But this tendency to suppress emotions could be harming mental health, according to a charity, which suggests that crying more could make people feel better.
One in four 18 to 34-year-olds admit they think showing emotions is a sign of weakness, compared with just one in ten over-55s, researchers found.
Paul Farmer, chief executive of mental health charity Mind, which commissioned the research, said it is important not to keep emotions bottled up.
He added: “Many of us lead busy, stressful lives and sometimes it can feel like things are spiralling out of control. Although it may seem tempting to put on a brave face, it really is okay to cry.
“It’s time for us all to stop holding back the tears and reach out for support.”
The Populus poll of 2 063 adults found women were three times more likely than men to have cried because they felt anxious in the past week.
They were also twice as likely to say that crying had made them feel better.

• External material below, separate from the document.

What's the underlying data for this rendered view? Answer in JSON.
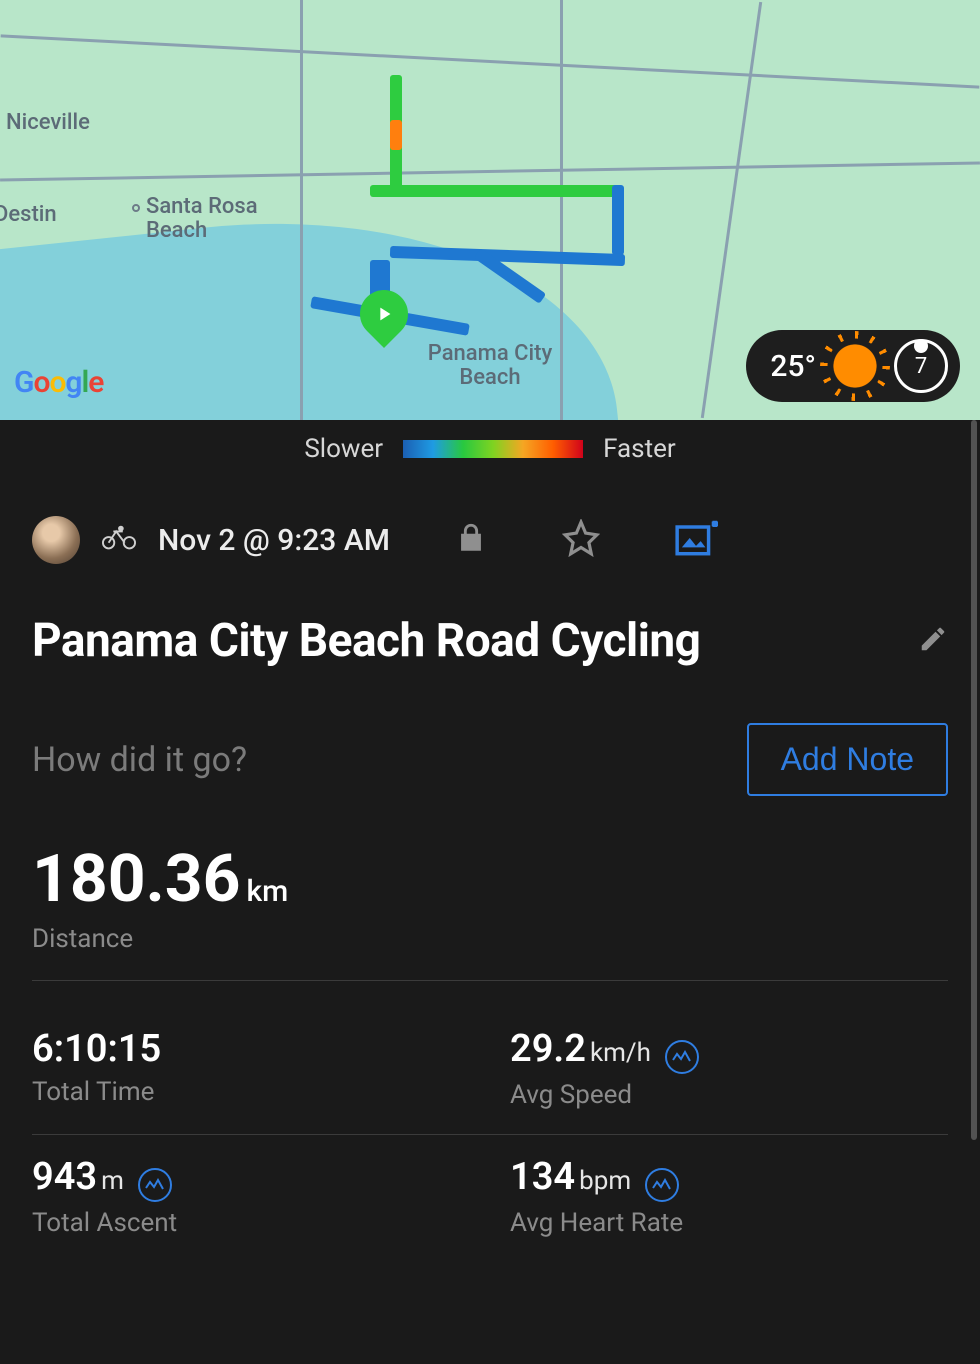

Half of the women surveyed also said they turned to comfort eating to cope with negative feelings, compared with two-fifths of men.